It's still the Old Boys' Club that we women forget to consider when we keep trying to do our best work, ridiculously thinking that if we can only get it right, our bosses, the guys at the top, will recognize us and reward us. But since that hasn't happened, we'd better wise up.
Reading the news about Jill Abramson during this same week of watching television's farewell to Barbara Walters, I remembered a 30-year-old incident. As the first career columnist with King Features Newspaper Syndicate in the 1980s, I was invited to speak to the American Society of Newspaper Publishers, the first woman speaker in the Grand Ballroom at the Waldorf Astoria. My assigned topic: sexual harassment, a tough sell to that mostly male audience.
After President Reagan finished his noon address, I stayed for the afternoon panel -- three Pulitzer Prize-winning newspaper editors-in-chiefs and three celebrity television news anchors, each to answer the question: "If I had your job..." Abe Rosenthal of the NYT shouted out, "Ladies first." Barbara Walters was their only lady.

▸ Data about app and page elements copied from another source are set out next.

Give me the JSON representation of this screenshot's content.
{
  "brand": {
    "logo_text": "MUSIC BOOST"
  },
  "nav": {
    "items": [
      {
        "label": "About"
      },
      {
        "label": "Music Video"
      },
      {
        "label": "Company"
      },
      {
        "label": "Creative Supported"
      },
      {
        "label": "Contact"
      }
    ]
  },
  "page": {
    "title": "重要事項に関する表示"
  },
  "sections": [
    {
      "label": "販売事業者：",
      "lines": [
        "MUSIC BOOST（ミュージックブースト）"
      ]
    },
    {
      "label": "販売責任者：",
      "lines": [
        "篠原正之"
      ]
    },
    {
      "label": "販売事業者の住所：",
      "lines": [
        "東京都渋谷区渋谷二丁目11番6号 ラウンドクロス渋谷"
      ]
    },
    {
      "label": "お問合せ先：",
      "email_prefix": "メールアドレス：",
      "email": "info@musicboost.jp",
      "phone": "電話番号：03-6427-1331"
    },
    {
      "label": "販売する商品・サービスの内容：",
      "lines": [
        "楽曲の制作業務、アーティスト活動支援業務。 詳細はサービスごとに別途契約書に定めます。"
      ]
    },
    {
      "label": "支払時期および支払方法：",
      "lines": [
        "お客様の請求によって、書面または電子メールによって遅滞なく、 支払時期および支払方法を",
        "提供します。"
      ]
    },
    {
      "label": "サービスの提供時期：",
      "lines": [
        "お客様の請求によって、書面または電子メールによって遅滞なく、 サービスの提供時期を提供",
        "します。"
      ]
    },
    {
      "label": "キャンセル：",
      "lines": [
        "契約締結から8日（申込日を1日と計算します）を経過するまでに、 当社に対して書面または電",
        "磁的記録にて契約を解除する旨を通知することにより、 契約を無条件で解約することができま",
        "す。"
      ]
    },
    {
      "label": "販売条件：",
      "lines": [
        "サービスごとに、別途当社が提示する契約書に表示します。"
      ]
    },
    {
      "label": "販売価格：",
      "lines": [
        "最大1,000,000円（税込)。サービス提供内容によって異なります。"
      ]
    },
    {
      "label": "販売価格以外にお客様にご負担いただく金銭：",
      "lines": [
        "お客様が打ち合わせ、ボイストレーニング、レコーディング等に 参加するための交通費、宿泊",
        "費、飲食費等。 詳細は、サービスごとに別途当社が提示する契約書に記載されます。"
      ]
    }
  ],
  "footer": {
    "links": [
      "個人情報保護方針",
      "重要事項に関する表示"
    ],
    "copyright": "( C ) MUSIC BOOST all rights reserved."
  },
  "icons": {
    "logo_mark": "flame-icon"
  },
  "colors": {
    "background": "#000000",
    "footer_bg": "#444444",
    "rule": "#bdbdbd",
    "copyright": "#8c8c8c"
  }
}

She took out her notes and said that newspaper editor-in-chiefs should consider television as a true subject in itself, not just gossip. While she never mentioned the trashing she had borne when Harry Reasoner, conspicuously contemptuous, was made to share the hosting of ABC's nightly news, she did discuss what they might write about TV.

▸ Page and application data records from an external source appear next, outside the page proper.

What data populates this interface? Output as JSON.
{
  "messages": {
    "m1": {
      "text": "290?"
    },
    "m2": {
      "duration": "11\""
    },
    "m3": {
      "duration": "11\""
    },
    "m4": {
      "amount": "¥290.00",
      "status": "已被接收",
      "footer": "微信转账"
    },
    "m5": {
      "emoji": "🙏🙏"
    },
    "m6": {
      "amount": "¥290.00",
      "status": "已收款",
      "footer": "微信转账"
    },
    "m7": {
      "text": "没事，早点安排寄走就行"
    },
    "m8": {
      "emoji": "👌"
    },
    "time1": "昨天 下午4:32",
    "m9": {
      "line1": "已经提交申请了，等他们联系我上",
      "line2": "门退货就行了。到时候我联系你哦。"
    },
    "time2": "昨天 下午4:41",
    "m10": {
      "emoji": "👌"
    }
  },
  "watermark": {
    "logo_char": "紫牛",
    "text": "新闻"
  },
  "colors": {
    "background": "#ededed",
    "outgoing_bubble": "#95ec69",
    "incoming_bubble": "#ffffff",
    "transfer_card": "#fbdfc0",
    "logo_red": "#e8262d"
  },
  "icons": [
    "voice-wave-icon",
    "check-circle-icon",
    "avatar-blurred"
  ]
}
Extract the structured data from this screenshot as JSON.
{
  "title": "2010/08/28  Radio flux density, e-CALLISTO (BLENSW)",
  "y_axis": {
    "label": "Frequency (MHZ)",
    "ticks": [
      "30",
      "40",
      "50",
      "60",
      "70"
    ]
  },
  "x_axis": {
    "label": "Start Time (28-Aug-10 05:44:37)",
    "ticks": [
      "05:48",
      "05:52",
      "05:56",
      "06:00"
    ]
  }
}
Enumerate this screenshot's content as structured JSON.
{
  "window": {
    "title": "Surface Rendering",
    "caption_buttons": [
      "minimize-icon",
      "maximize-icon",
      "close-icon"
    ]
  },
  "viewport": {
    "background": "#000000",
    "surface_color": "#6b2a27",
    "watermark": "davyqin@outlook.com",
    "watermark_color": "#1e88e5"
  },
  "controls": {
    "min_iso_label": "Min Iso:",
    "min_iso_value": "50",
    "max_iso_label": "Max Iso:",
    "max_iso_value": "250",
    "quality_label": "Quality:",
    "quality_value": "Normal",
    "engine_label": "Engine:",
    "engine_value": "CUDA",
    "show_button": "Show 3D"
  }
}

When she finished, not one of the men alluded to her remarks. Instead, they were genial, telling friendly, funny stories about each other. Nearly 15 minutes into the frivolity, Barbara Walters apologized to the panelists and to the audience. She said she always misunderstood such an assignment. She had taken it literally as a shared critical analysis instead of recognizing it as performance of public comradeship -- as I heard it, a Boys' Club love-in. Then she got up and walked out.
There was an audible inhale, but after the exhale, everyone went on breathing as normal. No one said anything about her. The men panelists went on as if it hadn't happened. I sat in my seat and wrote her a note on my tablet about the meaning of the incident. Which she answered.
Not too much has changed in office politics and what it takes to belong. It may turn out that Jill Abramson's real leadership gaffe lay in not making good friends with her publisher and manager, rather than her request or her lawyer's for equal pay. Belonging is an evergreen skill for success. We who are made to feel unwelcome have to still try harder.
Make your luck happen.